In the last post about adaptogens, I said that adaptogens can help people cope better with stress. But what actually is stress and why do adaptogens work in this way?
The word stress originally comes from material science and means: to adapt, to bend, to distort. So when a stressor came at us in evolution and tried to bend us, the adequate response over millions of years was that we reacted with adaptation, that is with adaptation. Then the stress had a purpose. It would then have been an eustress, a positive stress and not a distress.
Today, however, we live in a time in which artificial and unproductive stress has taken over to such an extent that the balance between ego and environment - one also speaks of allostatic load - is dramatically disturbed in most people.
The stress response is responsible for our organs wearing out, our cardiovascular system becoming overloaded and much more. For example, neurogenesis, the formation of new brain cells, is also blocked by stress hormones.

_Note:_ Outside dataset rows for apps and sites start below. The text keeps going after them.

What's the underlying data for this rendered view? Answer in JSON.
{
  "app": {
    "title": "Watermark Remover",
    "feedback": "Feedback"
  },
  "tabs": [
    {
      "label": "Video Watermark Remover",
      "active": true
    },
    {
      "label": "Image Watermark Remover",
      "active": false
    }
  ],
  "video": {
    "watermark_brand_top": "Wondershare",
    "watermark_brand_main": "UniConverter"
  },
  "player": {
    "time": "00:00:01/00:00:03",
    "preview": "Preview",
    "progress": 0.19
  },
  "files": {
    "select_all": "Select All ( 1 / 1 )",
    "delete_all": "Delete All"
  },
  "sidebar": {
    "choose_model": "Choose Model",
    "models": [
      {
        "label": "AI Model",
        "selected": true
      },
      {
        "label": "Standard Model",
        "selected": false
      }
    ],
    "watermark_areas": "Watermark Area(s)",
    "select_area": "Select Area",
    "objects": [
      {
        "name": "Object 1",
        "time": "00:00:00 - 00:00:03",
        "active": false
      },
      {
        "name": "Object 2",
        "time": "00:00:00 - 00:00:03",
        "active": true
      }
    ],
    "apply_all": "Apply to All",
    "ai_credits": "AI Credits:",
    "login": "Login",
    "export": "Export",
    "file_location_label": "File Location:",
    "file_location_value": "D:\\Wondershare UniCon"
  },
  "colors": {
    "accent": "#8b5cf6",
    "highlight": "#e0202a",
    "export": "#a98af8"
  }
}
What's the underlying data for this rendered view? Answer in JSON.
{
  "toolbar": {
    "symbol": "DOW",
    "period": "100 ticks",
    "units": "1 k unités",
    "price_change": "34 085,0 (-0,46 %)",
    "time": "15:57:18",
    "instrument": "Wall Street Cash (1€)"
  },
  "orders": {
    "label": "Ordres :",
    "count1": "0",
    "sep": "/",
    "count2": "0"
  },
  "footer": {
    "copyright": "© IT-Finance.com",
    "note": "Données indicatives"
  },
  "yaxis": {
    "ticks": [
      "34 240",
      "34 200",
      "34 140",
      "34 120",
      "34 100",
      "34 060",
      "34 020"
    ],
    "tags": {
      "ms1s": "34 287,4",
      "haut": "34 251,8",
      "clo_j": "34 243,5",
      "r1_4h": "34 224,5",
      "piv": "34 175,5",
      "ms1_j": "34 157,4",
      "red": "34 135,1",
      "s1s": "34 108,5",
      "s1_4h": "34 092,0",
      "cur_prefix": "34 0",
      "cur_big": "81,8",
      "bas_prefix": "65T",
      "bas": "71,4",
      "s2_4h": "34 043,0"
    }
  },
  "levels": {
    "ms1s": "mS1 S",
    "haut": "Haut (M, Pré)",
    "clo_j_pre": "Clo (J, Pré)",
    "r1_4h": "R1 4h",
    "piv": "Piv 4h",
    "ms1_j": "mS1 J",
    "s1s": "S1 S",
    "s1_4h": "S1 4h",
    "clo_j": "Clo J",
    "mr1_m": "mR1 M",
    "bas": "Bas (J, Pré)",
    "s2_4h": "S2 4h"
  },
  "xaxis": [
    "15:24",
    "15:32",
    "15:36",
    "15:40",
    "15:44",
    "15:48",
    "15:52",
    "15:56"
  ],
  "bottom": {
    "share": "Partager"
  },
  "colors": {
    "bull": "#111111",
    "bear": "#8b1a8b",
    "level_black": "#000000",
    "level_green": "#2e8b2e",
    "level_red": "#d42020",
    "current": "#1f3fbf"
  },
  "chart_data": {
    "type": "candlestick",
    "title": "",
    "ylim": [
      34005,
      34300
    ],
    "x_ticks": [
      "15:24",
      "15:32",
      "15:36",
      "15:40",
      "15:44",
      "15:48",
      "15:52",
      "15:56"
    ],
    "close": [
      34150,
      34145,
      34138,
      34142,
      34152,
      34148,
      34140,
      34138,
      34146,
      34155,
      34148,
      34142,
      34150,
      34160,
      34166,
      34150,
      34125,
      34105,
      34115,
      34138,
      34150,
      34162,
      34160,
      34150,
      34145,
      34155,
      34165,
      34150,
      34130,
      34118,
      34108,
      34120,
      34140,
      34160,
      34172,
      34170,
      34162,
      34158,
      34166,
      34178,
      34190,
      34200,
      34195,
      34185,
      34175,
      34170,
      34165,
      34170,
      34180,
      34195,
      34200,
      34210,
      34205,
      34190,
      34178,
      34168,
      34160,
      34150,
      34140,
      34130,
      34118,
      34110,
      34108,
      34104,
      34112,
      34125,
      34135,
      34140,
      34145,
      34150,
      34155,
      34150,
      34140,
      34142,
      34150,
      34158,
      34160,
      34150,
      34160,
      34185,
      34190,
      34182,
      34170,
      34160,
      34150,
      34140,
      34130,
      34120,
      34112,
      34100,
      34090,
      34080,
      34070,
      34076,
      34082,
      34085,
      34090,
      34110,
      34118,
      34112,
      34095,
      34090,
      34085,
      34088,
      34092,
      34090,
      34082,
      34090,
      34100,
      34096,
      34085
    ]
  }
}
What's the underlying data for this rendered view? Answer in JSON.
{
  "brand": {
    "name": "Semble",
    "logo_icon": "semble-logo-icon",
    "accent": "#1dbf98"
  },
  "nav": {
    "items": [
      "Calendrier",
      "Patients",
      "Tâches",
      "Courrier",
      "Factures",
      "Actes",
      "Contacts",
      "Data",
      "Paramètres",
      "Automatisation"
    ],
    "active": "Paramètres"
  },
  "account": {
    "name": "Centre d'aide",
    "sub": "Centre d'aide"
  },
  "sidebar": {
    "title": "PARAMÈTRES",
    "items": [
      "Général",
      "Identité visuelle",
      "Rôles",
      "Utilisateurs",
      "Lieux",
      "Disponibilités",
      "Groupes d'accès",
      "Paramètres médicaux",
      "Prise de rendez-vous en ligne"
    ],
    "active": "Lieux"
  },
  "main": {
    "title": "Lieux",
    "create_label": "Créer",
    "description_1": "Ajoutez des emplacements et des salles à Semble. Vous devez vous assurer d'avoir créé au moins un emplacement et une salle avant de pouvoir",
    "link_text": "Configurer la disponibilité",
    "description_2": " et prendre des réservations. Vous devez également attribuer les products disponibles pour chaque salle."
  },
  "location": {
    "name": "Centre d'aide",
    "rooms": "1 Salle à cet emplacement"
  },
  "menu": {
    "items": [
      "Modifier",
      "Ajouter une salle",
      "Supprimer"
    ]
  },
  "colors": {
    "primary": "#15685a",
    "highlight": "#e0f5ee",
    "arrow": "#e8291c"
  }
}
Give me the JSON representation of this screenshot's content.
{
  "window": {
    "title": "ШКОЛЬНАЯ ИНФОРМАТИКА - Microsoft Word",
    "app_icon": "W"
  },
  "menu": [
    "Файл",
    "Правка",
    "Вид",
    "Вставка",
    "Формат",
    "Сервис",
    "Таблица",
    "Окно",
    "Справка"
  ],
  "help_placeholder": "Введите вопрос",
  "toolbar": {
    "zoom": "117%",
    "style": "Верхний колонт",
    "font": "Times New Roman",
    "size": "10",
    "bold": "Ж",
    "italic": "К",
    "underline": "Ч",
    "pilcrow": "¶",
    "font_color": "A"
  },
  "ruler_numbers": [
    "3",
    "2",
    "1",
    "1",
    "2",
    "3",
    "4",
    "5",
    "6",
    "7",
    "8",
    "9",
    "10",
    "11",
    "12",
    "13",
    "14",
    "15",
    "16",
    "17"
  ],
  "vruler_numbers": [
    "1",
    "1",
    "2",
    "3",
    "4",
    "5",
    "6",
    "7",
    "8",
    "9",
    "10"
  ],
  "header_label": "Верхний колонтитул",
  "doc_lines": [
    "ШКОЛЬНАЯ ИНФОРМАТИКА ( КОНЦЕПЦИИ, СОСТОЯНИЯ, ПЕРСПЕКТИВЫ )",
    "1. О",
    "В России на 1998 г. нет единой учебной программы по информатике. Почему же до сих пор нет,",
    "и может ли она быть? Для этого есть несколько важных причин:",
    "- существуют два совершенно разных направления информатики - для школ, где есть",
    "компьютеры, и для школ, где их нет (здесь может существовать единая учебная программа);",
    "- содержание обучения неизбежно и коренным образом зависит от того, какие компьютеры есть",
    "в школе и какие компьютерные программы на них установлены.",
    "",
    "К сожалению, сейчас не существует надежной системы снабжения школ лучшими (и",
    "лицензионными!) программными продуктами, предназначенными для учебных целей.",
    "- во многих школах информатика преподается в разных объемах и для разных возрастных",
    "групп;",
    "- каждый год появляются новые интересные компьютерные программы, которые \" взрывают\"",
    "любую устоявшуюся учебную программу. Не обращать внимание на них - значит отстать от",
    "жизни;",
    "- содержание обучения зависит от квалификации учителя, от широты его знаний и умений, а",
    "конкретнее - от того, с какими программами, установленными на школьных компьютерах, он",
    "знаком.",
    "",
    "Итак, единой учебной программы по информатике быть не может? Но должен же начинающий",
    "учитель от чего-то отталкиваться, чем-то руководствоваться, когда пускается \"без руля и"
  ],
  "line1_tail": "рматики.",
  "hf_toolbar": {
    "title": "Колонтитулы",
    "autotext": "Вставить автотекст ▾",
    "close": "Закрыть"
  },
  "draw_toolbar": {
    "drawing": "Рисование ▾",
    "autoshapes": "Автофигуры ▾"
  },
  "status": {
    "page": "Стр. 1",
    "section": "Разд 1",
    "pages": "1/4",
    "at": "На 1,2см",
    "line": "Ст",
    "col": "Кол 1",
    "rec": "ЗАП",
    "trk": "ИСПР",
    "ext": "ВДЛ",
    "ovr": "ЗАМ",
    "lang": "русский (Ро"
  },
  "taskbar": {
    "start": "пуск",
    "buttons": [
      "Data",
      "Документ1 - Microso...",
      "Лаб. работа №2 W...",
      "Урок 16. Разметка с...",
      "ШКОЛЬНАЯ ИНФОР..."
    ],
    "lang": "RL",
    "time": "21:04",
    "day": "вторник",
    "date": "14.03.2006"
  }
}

Our behaviour is affected by stress.
Our behaviour is altered by the release of serotonin and noradrenaline so that we no longer react like humans - cerebrum - but rather like reptiles - brain stem.
In other words: We become reactive automatons and lose our mental space, which is what makes us human. Being human: That glorious always being able to start over and reinvent ourselves!
On the physical level, the stress response is mediated by the so-called HPA axis. This refers to the hypothalamus, pituitary gland and adrenal cortex, which release certain substances such as cortisol, adrenaline, etc. This is where adaptogens intervene. This is precisely where adaptogens intervene biochemically.
Adaptogens regulate and curb the release of stress hormones at the physical level. The number of studies investigating these mechanisms is growing exponentially every year. This is also because stress is partly responsible for many of our diseases of civilisation.
So adaptogens could potentially be a building block of health for people who want to free themselves from a state of chronic exhaustion, also called burn out.